The oil debate rumbles on.Yesterday saw the release of the latest set of minutes from the Bank of England. The recent inflation report from the Bank made the release of these minutes almost irrelevant.  We already knew it was worried about inflation, but that MPC member David Blanchflower wants to see rates slashed and the minutes just confirmed this  with the voting going 8-1 for rates staying on hold.

But the really interesting bit was this paragraph:  “Speculative purchases did not seem to be the prime cause of the recent increases in the oil price. More fundamental demand and supply factors had probably been at the root of its steep rise during recent months and there remained considerable uncertainty about the oil price outlook.”

Meanwhile, in the US, oil company bosses were hauled up in front of Congress.

And the Senators roared their displeasure.  Top of the pride was Sen. Richard Durbin, D-Ill who said, “You have to sense what you’re doing to us we’re on the precipice here, about to fall into recession Does it trouble any one of you the costs you’re imposing on families, on small businesses, on truckers?”

To which the oil chiefs said, “Hey, it’s not our fault, blame the Arabs oh, and those environmentalists, blame them too and the Chinese.”

Well, actually, they put it more diplomatically than that.

Robert Malone, who is both chairman and president of BP America Inc., said, “Today’s high prices are linked to the failure both here and abroad to increase supplies, renewables and conservation.”

John Hofmeister, president of Shell. put it this way: “The market is squeezed by exporting nations managing demand for their own interest [that’s the blame the Arabs bit] and other nations subsidizing prices to encourage economic growth [and that’s the Chinese].

Meanwhile, others said that if only they had been allowed to drill in Alaska and the Rocky Mountains, then there would be plenty of supply.

It seems that everyone is looking for someone to blame.

There is now a growing feeling that consumers of oil need to get together and negotiate in one block with OPEC.And judging by comments we reported on yesterday, that includes the Chinese.

In truth, though, we are seeing the grindings of an ancient wheel.
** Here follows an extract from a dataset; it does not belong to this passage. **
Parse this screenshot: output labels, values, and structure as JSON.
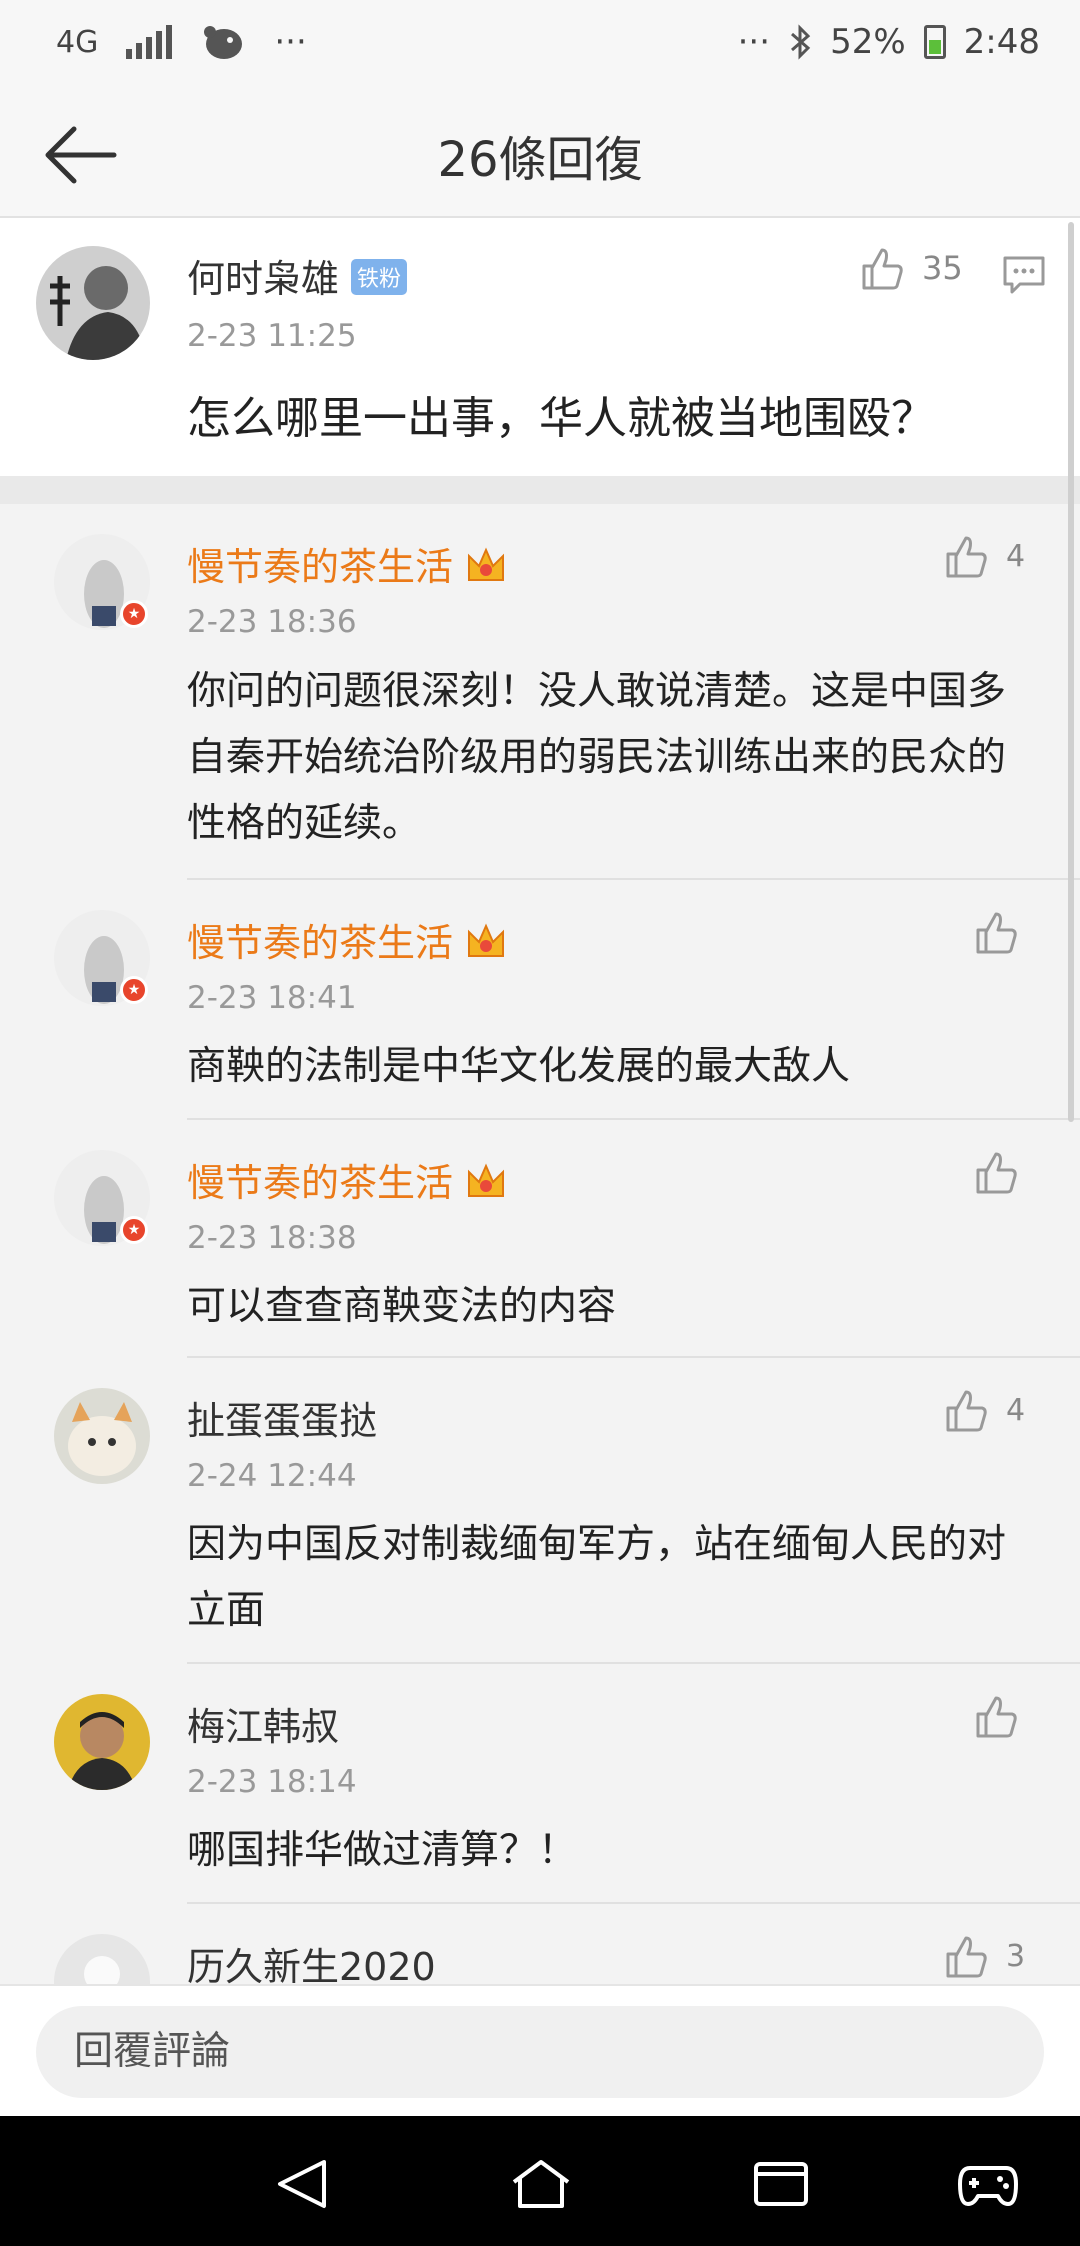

Take as an example of this wheel the Arctic hares and lynxes.

In his book, Why Most Things Fail, Paul Ormerod told the story of how statisticians in Hudson Bay had observed a regular cycle in the population of these two species.Further study revealed that when the population of hares in the region was high, the lynx thrived and its populace increased in size rapidly, until the predators were consuming hares faster than their long-eared prey was able to reproduce.  As a result a shortage of hares followed, and a greater effort was required by each lynx to catch its dinner.  In time, mass starvation of the lynx occurred, and its population fell rapidly, the hares then found little impediment to their own struggle for survival, until eventuality the cycle repeated itself.

The mistake these two creatures were making was that they were not seeing the big picture.Each boom caused the next slowdown because they failed to take into account that the actions of individual hares and lynxes were being duplicated across the entire population.

Throughout the 1990s, oil was cheap very cheap.As a result, investment into oil exploration was low.But, more seriously than that, investment into finding alternatives was low too.The US buried its head in the sand over global warming  development of solar, wind, wave and tide power was held back.

Forget about fears over climate change, renewables only really hit centre stage when oil rose above $50 or so.

The period of cheap oil encouraged the use of those great big gas guzzlers we see on the roads  the SUVs.

This is changing. A couple of years ago, if you drove around in a 4-by-4 it  said this about you: that you were rich and successful. But now attitudes seem to be changing, and the perception of 4-by-4 is changing.  The likes of Jeremy Clarkson with their enthusiasm for burning rubber and noisy engines, seem a little pass.

In the US this change of attitude has manifested itself in the success of Toyota and the decline of GM, Ford and Chrysler.

When economists look at historical trends they often seem to forget how new things are.  Sure we can trace the price of oil back over 100 years now, but actually the world has changed so much over that period, that it seems unlikely there are many lessons to be drawn today on how oil behaved in the past.

The current pressures that are pushing up the price of oil are different to those that were in place in the 1970s.

But human nature and the laws of economics do not change.  Oil at $130 a barrel is simply unaffordable.Countries which subsidise their oil will soon find this is just too expensive.

The only way oil will remain at current levels will be if the global supply of money expands and inflation soars globally.

And the jury is still out on whether that is a real fear.

© Investment & Business News 2013